[Start of Attachment]

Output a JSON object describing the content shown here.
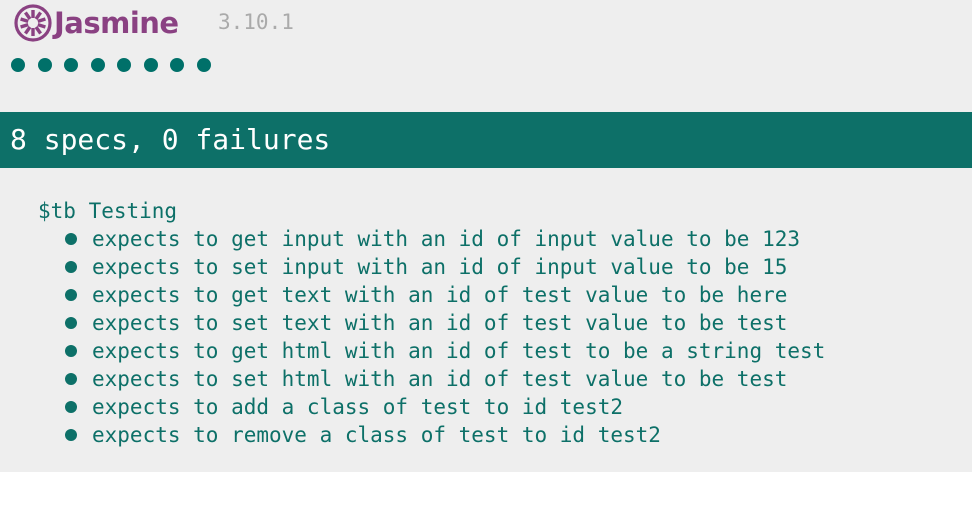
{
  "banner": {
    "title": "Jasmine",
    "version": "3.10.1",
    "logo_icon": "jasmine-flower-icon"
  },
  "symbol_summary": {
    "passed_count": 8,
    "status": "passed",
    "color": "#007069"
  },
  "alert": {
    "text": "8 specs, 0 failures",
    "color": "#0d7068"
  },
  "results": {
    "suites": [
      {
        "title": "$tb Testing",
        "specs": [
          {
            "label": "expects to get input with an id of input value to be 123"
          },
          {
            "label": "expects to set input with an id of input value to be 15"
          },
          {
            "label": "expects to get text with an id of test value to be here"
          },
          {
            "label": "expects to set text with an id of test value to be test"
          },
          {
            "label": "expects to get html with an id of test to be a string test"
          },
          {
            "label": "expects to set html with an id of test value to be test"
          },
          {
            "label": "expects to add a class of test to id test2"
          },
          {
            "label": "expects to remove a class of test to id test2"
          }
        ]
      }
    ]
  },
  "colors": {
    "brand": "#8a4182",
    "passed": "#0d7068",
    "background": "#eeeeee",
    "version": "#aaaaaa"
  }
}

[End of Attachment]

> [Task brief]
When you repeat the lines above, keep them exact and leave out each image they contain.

> [Answer for the task]
Output a JSON object describing the content shown here.
{
  "banner": {
    "title": "Jasmine",
    "version": "3.10.1",
    "logo_icon": "jasmine-flower-icon"
  },
  "symbol_summary": {
    "passed_count": 8,
    "status": "passed",
    "color": "#007069"
  },
  "alert": {
    "text": "8 specs, 0 failures",
    "color": "#0d7068"
  },
  "results": {
    "suites": [
      {
        "title": "$tb Testing",
        "specs": [
          {
            "label": "expects to get input with an id of input value to be 123"
          },
          {
            "label": "expects to set input with an id of input value to be 15"
          },
          {
            "label": "expects to get text with an id of test value to be here"
          },
          {
            "label": "expects to set text with an id of test value to be test"
          },
          {
            "label": "expects to get html with an id of test to be a string test"
          },
          {
            "label": "expects to set html with an id of test value to be test"
          },
          {
            "label": "expects to add a class of test to id test2"
          },
          {
            "label": "expects to remove a class of test to id test2"
          }
        ]
      }
    ]
  },
  "colors": {
    "brand": "#8a4182",
    "passed": "#0d7068",
    "background": "#eeeeee",
    "version": "#aaaaaa"
  }
}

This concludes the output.